(DATA IN THIS EXERCISE begins)

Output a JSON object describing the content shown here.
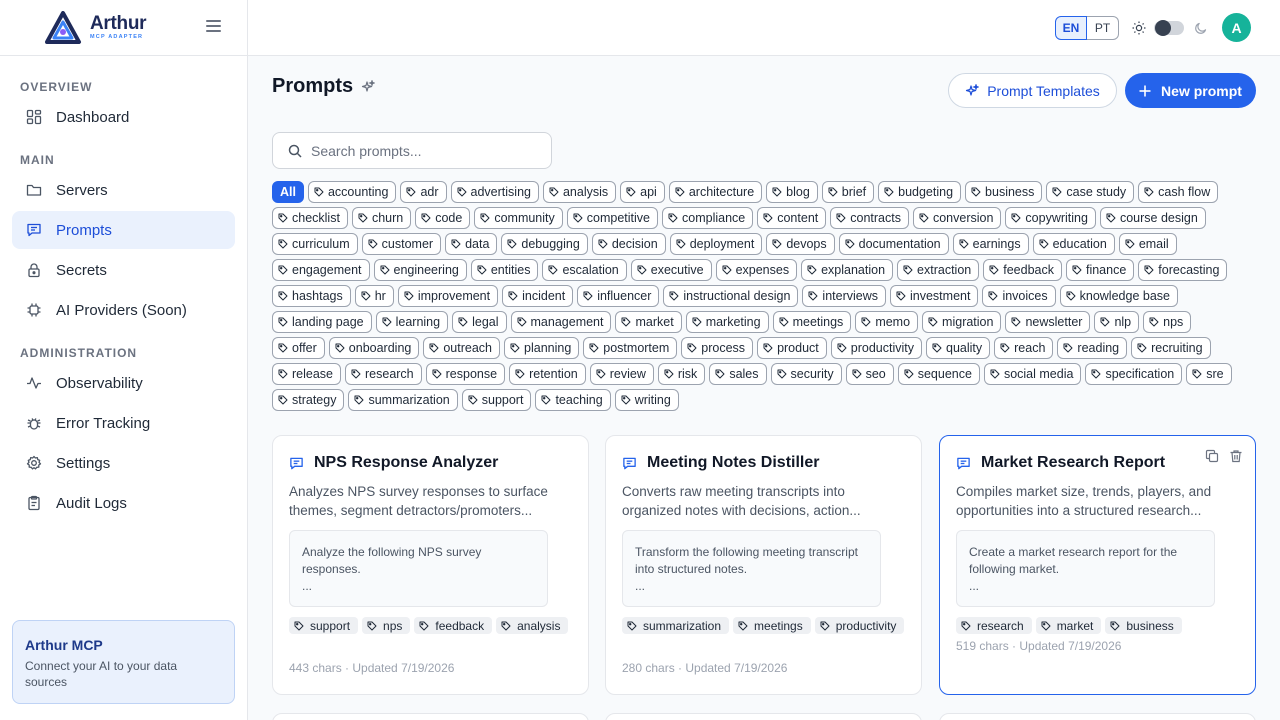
{
  "brand": {
    "name": "Arthur",
    "subtitle": "MCP ADAPTER"
  },
  "sidebar": {
    "sections": [
      {
        "label": "OVERVIEW"
      },
      {
        "label": "MAIN"
      },
      {
        "label": "ADMINISTRATION"
      }
    ],
    "items": [
      {
        "label": "Dashboard",
        "icon": "dashboard-icon"
      },
      {
        "label": "Servers",
        "icon": "folder-icon"
      },
      {
        "label": "Prompts",
        "icon": "message-icon",
        "active": true
      },
      {
        "label": "Secrets",
        "icon": "lock-icon"
      },
      {
        "label": "AI Providers (Soon)",
        "icon": "chip-icon"
      },
      {
        "label": "Observability",
        "icon": "activity-icon"
      },
      {
        "label": "Error Tracking",
        "icon": "bug-icon"
      },
      {
        "label": "Settings",
        "icon": "gear-icon"
      },
      {
        "label": "Audit Logs",
        "icon": "clipboard-icon"
      }
    ],
    "promo": {
      "title": "Arthur MCP",
      "text": "Connect your AI to your data sources"
    }
  },
  "topbar": {
    "lang": [
      "EN",
      "PT"
    ],
    "active_lang": "EN",
    "avatar": "A",
    "accent": "#2563eb",
    "avatar_color": "#16b39a"
  },
  "page": {
    "title": "Prompts",
    "templates_button": "Prompt Templates",
    "new_button": "New prompt",
    "search_placeholder": "Search prompts..."
  },
  "filter_all": "All",
  "tags": [
    "accounting",
    "adr",
    "advertising",
    "analysis",
    "api",
    "architecture",
    "blog",
    "brief",
    "budgeting",
    "business",
    "case study",
    "cash flow",
    "checklist",
    "churn",
    "code",
    "community",
    "competitive",
    "compliance",
    "content",
    "contracts",
    "conversion",
    "copywriting",
    "course design",
    "curriculum",
    "customer",
    "data",
    "debugging",
    "decision",
    "deployment",
    "devops",
    "documentation",
    "earnings",
    "education",
    "email",
    "engagement",
    "engineering",
    "entities",
    "escalation",
    "executive",
    "expenses",
    "explanation",
    "extraction",
    "feedback",
    "finance",
    "forecasting",
    "hashtags",
    "hr",
    "improvement",
    "incident",
    "influencer",
    "instructional design",
    "interviews",
    "investment",
    "invoices",
    "knowledge base",
    "landing page",
    "learning",
    "legal",
    "management",
    "market",
    "marketing",
    "meetings",
    "memo",
    "migration",
    "newsletter",
    "nlp",
    "nps",
    "offer",
    "onboarding",
    "outreach",
    "planning",
    "postmortem",
    "process",
    "product",
    "productivity",
    "quality",
    "reach",
    "reading",
    "recruiting",
    "release",
    "research",
    "response",
    "retention",
    "review",
    "risk",
    "sales",
    "security",
    "seo",
    "sequence",
    "social media",
    "specification",
    "sre",
    "strategy",
    "summarization",
    "support",
    "teaching",
    "writing"
  ],
  "cards": [
    {
      "title": "NPS Response Analyzer",
      "description": "Analyzes NPS survey responses to surface themes, segment detractors/promoters...",
      "preview": "Analyze the following NPS survey responses.",
      "preview_more": "...",
      "tags": [
        "support",
        "nps",
        "feedback",
        "analysis"
      ],
      "meta": "443 chars · Updated 7/19/2026"
    },
    {
      "title": "Meeting Notes Distiller",
      "description": "Converts raw meeting transcripts into organized notes with decisions, action...",
      "preview": "Transform the following meeting transcript into structured notes.",
      "preview_more": "...",
      "tags": [
        "summarization",
        "meetings",
        "productivity"
      ],
      "meta": "280 chars · Updated 7/19/2026"
    },
    {
      "title": "Market Research Report",
      "description": "Compiles market size, trends, players, and opportunities into a structured research...",
      "preview": "Create a market research report for the following market.",
      "preview_more": "...",
      "tags": [
        "research",
        "market",
        "business"
      ],
      "meta": "519 chars · Updated 7/19/2026"
    }
  ]
}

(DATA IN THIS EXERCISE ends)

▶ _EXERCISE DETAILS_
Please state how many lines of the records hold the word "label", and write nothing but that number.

▶ _OUTPUT FOR THIS EXERCISE_
12